If you actively use social media, you have likely already participated in content curation. Any time you share a link to content that you have not created, you are a content curator. You are providing a filter, directing your readers to a specific target in a sea of information clutter. You are also providing context—that is, the understanding of why the link may be meaningful to your audience at that particular point in time, especially if you add a few words of explanation. Curation makes information mining much more efficient than unguided search and allows readers to focus on digesting the provided content under the assumption that it has already been vetted as worth their time and attention. This is no more or less true if you are sending a link to an article by an industry guru or a fresh service bulletin to your internal business team… or forwarding that video of a cute Jack Russell Terrier to your fellow dog-loving Facebook friends.
If you have ever developed learning content, you are wired for content curation. Consider the types of links you have shared in the past. You may recognize that curation skills are similar to those we have used for years in supporting traditional classroom or online learning content:
- Notating a research paper
- Creating a recommended reading list
- Requiring a course reading assignment
- Establishing a resource “share drive” on the corporate intranet
These activities all exercise similar content curation muscles:
- Filter down to just the right content
- Provide appropriate context
- Share a link to the content
Content Curation in Corporate Learning
Now you’re ready to put content curation into practice at your workplace. Where do you start? Here are a few content curation strategies we’ve implemented at Media 1 to give you inspiration.
A simple solution that can offer high value: offer a curated Resource Page containing links to additional reading at the end of your next eLearning course, along with a few descriptive lines to provide context. If you are concerned about maintaining links within a course, provide a single link to a resource page on your intranet for easier updates. Be sure to consider internal or external blogs or podcasts that you know consistently provide helpful content, and while you have their attention, don’t forget printable job aids or worksheets.

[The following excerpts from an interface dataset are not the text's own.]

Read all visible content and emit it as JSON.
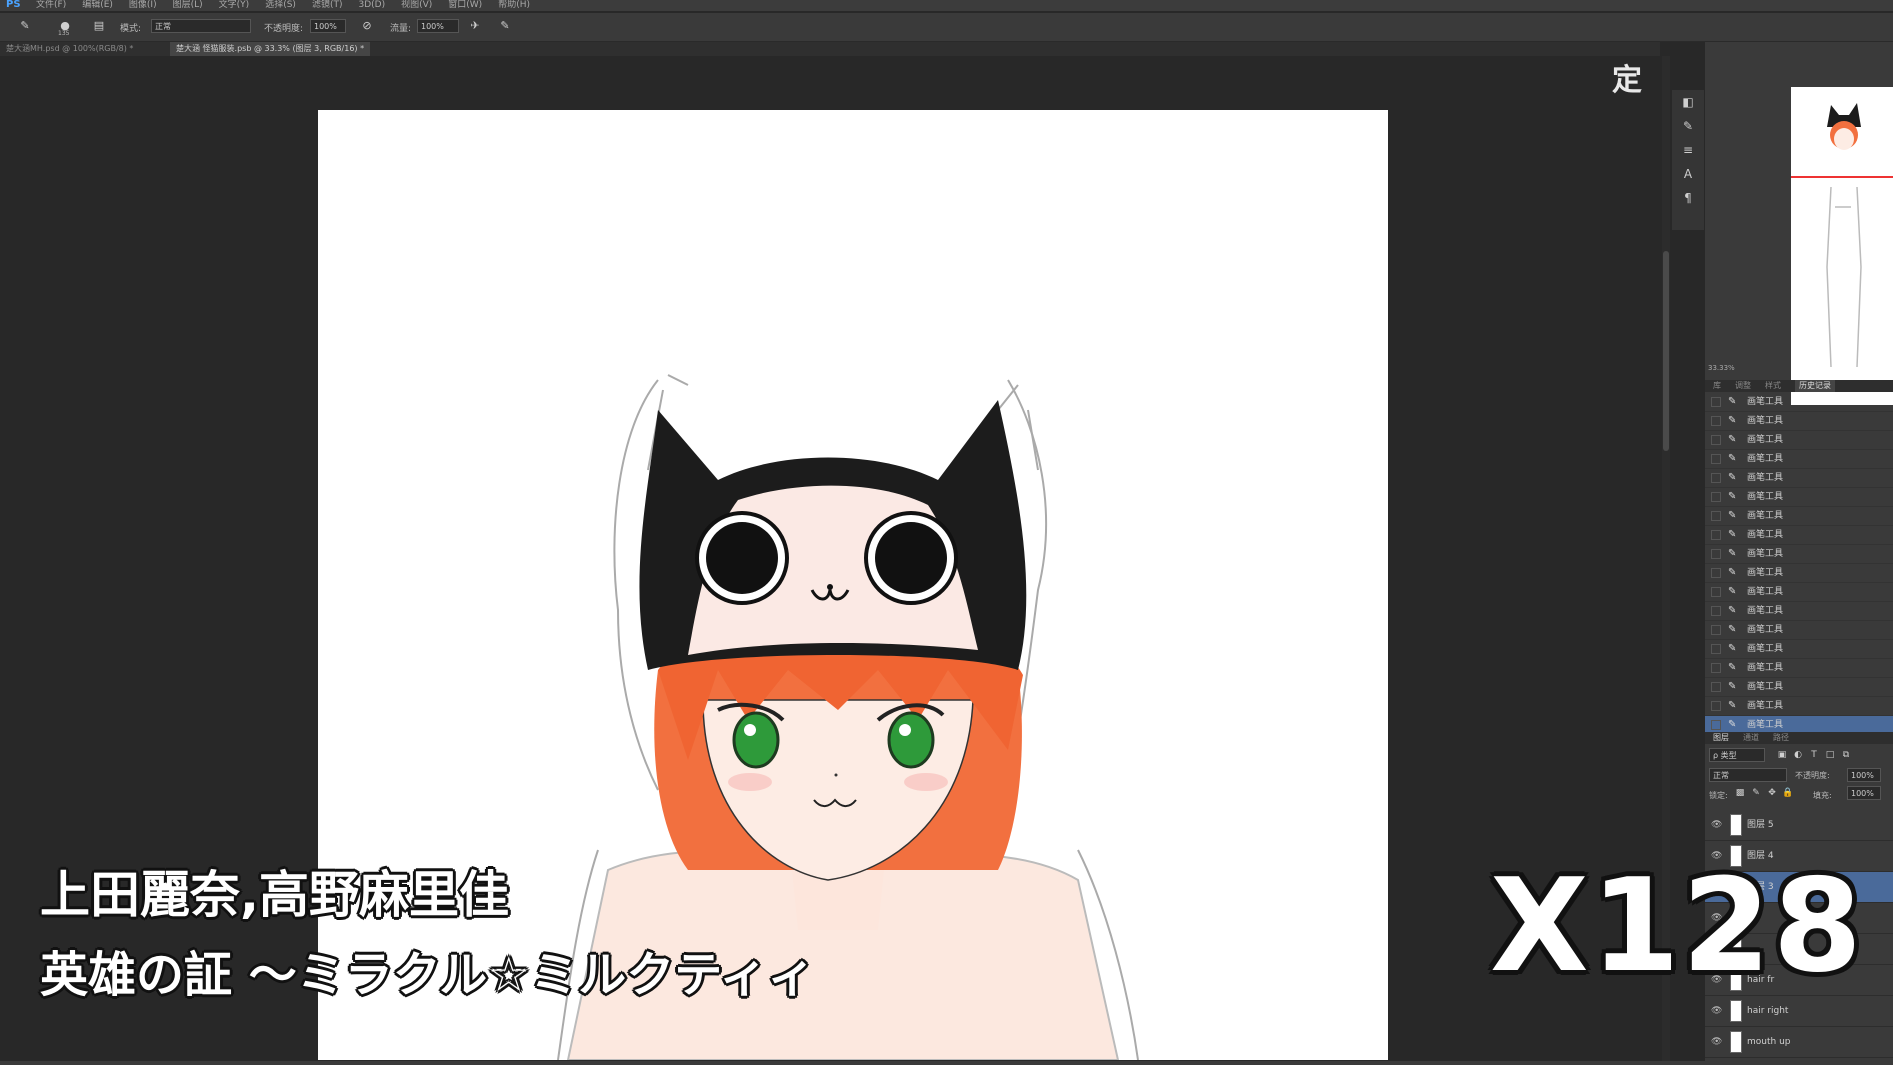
{
  "app": {
    "logo": "PS"
  },
  "menu": [
    "文件(F)",
    "编辑(E)",
    "图像(I)",
    "图层(L)",
    "文字(Y)",
    "选择(S)",
    "滤镜(T)",
    "3D(D)",
    "视图(V)",
    "窗口(W)",
    "帮助(H)"
  ],
  "options": {
    "brush_size": "135",
    "mode_label": "模式:",
    "mode_value": "正常",
    "opacity_label": "不透明度:",
    "opacity_value": "100%",
    "flow_label": "流量:",
    "flow_value": "100%"
  },
  "tabs": [
    {
      "label": "楚大涵MH.psd @ 100%(RGB/8) *"
    },
    {
      "label": "楚大涵 怪猫服装.psb @ 33.3% (图层 3, RGB/16) *"
    }
  ],
  "stamp": "定",
  "navigator": {
    "zoom": "33.33%"
  },
  "panel_tabs": [
    "库",
    "调整",
    "样式",
    "历史记录"
  ],
  "history": {
    "items": [
      "画笔工具",
      "画笔工具",
      "画笔工具",
      "画笔工具",
      "画笔工具",
      "画笔工具",
      "画笔工具",
      "画笔工具",
      "画笔工具",
      "画笔工具",
      "画笔工具",
      "画笔工具",
      "画笔工具",
      "画笔工具",
      "画笔工具",
      "画笔工具",
      "画笔工具",
      "画笔工具"
    ]
  },
  "layer_panel": {
    "tabs": [
      "图层",
      "通道",
      "路径"
    ],
    "filter_label": "ρ 类型",
    "blend_mode": "正常",
    "opacity_label": "不透明度:",
    "opacity_value": "100%",
    "lock_label": "锁定:",
    "fill_label": "填充:",
    "fill_value": "100%",
    "layers": [
      "图层 5",
      "图层 4",
      "图层 3",
      "",
      "",
      "hair fr",
      "hair right",
      "mouth up"
    ]
  },
  "captions": {
    "artists": "上田麗奈,高野麻里佳",
    "song": "英雄の証 ～ミラクル☆ミルクティィ"
  },
  "speed": "X128",
  "colors": {
    "hair": "#f2703f",
    "eyes": "#2e9a3a",
    "hat": "#1c1c1c",
    "selection": "#4a6a9a"
  }
}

Course as a Portal
Blackboard or Moodle users, consider setting up a “course” that is actually a reference portal to organized, curated resource links for a department or job function. In essence, use the framework as a content management system for your curated content.
To avoid unruly “data dump” portals, enlist SharePoint™ logic and workflows to help further filter large amounts of curated content by subject or relevance. For example:
- Guide new hires to instructions and resources for completing common tasks in the first weeks on the job
- Drive learners to a group of courses in your LMS that are most relevant based on their role, region, or self-selections from a drop-down menu
- Provide salespeople with the ability to sort and filter podcasts by managers on targeted selling or product announcements
- Assign curator(s) to periodically seek out new content links from within your organization and register them in the appropriate portal(s)
Moderated Learning Community
Develop a moderated Community of Practice, enlisting dedicated Mentors or Guides to curate content in their area of expertise. Consider the model of the moderated learning community Mahlo.com:
Mahalo is the world’s first human-powered search engine powered by an enthusiastic and energetic group of Guides. Our Guides spend their days searching, filtering out spam, and hand-crafting the best search results possible. If they haven’t yet built a search result, you can request that search result. You can also suggest links for any of our search results.
As a bonus, offer moderated discussion boards to encourage learners to share ideas around curated content. Or, scale back and set up a series of moderated wikis for a simplified approach.
Educate your blogging managers and SMEs on the art and value of high quality content curation around a theme that is meaningful to them and valuable to the continuous growth of your learners. Targeted curation eases the burden of always having to work through completely new ideas and allows busy writers to scaffold on the foundational ideas set forth by others. At the same time, it builds organizational knowledge by personally directing learners to relevant content that is already available but may otherwise be overlooked.
Throughout each of these strategies, the running theme is to enlist yourself and other knowledgeable and passionate Subject Matter Experts (SMEs) to filter and provide context to the resource materials that they value the most—trusting that your knowledge will also provide value to others interested in the same subject. Over time, through competent content curation, the communities and portals we develop and support will become sought out as trusted sources of sustainable learning and performance in their own right—despite the learning content not being delivered as a formal course.